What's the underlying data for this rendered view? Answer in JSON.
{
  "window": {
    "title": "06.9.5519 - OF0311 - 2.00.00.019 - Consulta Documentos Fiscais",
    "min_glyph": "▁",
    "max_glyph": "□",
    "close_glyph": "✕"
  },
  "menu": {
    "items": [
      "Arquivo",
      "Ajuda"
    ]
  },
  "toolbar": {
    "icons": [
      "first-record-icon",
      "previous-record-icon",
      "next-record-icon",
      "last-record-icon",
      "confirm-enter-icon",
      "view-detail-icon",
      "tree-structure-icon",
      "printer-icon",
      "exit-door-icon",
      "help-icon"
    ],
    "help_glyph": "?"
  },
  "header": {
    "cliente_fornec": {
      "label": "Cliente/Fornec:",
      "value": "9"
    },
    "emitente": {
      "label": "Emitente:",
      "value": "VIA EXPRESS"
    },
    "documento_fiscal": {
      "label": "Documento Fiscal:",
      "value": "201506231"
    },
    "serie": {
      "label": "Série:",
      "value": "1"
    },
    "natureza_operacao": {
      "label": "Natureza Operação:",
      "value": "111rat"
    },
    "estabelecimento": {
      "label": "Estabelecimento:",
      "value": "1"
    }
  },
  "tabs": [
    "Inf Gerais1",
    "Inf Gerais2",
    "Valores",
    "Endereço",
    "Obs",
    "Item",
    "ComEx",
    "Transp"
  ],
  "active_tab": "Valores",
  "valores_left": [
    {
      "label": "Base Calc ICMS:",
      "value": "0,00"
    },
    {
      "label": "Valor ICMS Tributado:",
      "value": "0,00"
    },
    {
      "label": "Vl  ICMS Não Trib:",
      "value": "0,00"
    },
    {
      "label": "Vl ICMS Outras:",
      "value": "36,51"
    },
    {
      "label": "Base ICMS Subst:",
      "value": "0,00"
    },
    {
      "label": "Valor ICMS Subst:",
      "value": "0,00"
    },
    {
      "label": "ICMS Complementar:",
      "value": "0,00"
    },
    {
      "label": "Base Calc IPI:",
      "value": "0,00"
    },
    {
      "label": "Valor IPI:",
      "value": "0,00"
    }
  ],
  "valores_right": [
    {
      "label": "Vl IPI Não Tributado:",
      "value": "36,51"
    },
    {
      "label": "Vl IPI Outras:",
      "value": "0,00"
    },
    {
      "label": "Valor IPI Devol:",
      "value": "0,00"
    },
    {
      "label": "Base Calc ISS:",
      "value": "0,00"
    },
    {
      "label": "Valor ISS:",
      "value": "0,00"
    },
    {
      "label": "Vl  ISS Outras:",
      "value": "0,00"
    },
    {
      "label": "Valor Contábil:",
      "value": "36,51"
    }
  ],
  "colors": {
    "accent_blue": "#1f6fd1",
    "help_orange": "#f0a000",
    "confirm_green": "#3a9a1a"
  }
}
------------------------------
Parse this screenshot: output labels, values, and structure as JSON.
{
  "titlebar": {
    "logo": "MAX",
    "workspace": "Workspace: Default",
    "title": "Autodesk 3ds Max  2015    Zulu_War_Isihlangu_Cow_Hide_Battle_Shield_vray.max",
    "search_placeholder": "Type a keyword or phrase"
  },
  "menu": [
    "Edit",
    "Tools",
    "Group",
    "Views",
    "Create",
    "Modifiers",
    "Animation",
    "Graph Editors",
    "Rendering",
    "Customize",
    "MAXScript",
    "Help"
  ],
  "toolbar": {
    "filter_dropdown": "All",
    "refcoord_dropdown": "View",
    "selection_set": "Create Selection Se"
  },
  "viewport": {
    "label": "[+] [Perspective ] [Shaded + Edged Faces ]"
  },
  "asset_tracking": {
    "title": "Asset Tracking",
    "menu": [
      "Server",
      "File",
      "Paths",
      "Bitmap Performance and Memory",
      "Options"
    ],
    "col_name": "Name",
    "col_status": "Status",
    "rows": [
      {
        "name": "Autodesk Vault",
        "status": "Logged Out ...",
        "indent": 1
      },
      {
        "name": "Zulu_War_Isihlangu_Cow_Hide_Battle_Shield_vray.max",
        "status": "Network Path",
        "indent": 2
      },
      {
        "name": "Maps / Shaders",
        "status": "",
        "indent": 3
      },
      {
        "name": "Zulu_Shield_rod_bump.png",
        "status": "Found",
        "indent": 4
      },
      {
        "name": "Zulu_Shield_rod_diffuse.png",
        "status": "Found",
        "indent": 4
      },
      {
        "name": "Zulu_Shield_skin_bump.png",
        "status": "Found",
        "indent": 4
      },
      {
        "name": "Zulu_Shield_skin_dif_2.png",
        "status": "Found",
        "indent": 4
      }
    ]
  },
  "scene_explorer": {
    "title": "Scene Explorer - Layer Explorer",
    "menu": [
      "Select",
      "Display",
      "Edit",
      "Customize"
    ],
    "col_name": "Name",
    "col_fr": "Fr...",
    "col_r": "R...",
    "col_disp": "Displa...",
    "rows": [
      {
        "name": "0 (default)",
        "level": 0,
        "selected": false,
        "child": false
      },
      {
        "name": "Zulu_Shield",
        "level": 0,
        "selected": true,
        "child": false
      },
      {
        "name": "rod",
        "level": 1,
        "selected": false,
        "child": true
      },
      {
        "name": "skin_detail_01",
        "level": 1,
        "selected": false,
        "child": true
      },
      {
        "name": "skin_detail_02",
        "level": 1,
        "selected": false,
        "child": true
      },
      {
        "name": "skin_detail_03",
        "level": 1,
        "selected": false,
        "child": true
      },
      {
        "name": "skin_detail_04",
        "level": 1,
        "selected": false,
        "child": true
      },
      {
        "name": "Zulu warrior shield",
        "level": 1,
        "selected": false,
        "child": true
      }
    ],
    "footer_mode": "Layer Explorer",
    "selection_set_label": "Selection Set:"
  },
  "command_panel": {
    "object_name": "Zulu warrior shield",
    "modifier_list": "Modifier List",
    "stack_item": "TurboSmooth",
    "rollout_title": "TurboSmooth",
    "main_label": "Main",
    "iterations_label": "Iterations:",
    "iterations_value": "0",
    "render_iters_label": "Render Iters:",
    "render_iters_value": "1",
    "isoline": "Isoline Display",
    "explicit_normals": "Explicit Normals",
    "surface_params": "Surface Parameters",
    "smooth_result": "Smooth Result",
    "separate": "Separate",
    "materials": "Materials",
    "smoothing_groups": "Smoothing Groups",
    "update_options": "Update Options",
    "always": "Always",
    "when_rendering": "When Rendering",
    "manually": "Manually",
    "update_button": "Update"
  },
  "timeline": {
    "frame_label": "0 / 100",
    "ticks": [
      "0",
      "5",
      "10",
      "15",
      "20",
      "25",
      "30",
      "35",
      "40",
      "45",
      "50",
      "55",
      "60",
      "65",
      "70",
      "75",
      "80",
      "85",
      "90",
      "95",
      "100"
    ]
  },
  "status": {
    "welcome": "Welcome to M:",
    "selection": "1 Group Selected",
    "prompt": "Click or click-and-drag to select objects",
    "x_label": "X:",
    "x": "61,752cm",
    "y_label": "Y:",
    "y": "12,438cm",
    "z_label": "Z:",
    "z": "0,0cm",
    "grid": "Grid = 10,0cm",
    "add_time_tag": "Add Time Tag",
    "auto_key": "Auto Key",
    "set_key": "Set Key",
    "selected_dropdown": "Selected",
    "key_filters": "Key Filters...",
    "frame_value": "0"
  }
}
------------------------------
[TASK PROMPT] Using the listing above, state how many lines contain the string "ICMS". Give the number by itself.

[TASK ANSWER] 7